Nunez (Nutty Professor II: The Klumps) not only pulls off the Jamal/Juwanna character with ease but he pretty much steals the show here. His character comes off as endearing rather than obnoxious because he takes his role as a woman seriously and is never condescending about playing in the women's league. Nunez also delivers some great one-liners the best being when he is fighting off advances from the gold-toothed Puff Smokey Smoke. Vivica A. Fox (Two Can Play That Game) plays Michelle a fellow player whom Jeffries develops feelings for. Although it's hard to buy the sweet and almost delicate Fox in such an athletic role she pulls it off--but there is not all that much chemistry between her and Nunez. As Jeffries' crass sports agent Lorne Daniels Kevin Pollak (3000 Miles to Graceland) is seedy with just the right touch of humanity so his character is not completely despicable. The most cartoonish and unlikable character is Tommy Davidson's (Bamboozled) Puff Smokey Smoke. He has some funny lines but is too far-fetched to be believable.
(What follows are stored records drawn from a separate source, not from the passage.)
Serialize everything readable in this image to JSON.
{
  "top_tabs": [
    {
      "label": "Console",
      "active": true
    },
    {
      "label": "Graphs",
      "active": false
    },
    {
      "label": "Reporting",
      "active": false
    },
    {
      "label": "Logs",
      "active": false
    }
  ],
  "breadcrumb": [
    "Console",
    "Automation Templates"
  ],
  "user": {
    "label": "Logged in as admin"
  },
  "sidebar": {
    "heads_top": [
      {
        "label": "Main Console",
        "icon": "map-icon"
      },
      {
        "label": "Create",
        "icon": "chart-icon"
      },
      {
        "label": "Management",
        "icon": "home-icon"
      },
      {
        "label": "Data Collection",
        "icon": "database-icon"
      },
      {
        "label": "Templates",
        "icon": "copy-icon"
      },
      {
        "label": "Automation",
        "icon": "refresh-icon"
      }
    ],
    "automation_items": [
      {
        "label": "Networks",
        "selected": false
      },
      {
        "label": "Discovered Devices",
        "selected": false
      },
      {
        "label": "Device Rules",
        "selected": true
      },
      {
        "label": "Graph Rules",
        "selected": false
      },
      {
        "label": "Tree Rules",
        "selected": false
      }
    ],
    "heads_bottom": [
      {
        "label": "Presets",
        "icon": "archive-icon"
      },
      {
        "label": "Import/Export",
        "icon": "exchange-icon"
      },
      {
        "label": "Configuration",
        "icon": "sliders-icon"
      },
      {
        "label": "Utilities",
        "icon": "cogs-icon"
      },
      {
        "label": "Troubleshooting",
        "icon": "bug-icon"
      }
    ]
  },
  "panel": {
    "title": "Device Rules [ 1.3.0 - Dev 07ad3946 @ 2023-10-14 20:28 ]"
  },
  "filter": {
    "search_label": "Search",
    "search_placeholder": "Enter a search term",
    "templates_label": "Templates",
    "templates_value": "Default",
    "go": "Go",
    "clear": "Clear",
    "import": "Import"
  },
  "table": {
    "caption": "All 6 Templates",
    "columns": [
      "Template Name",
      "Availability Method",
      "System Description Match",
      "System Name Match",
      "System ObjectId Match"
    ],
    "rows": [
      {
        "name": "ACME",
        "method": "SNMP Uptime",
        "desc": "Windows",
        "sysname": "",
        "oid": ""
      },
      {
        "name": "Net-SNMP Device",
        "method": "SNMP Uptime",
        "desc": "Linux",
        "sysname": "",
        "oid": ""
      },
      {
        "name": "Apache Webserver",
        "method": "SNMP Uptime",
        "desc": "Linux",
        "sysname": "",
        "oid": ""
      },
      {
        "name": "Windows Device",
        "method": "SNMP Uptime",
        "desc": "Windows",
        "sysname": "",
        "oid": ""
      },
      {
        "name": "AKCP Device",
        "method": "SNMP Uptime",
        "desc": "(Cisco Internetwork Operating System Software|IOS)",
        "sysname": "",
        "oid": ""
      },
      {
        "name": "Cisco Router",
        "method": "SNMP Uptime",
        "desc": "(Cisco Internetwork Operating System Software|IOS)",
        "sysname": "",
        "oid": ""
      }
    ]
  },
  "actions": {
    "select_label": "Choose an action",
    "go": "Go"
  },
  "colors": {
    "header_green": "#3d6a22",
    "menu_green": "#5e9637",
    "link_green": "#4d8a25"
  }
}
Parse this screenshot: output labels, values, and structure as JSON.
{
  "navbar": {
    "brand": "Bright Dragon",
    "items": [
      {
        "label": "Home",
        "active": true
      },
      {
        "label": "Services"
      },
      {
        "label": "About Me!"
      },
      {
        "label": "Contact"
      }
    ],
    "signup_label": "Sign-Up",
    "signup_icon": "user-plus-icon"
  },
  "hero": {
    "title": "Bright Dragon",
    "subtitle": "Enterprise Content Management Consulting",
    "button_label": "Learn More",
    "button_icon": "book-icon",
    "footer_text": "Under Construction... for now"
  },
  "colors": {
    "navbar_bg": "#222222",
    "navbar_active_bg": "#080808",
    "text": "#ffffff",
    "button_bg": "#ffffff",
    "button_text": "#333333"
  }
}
Jesse Vaughan who directed a season of In Living Color makes his directorial debut with Juwanna Mann. Judging from the trailer I thought the film would be a low-brow comedy with a lot of overdone men-in-heels humor. I was instead pleasantly surprised by the film's storyline which--although it is a complete take on Tootsie--is short sweet and non-offensive. While some characters like Puff Smokey Smoke are a bit over the top Nunez's Jamal/Juwanna character is never clownish and well developed enough that you can't help but feel for his/her predicament. Some scenes appear to have a Klumps influence like the scene in which Jeffries is playing cards with his aunt and a gang of her senior friends but the overall effect is a moderately funny film peppered with some slightly funnier moments. Newcomer Bradley Allenstein had the sense to deliver a sweet comedy screenplay that was short enough and knew when to quit.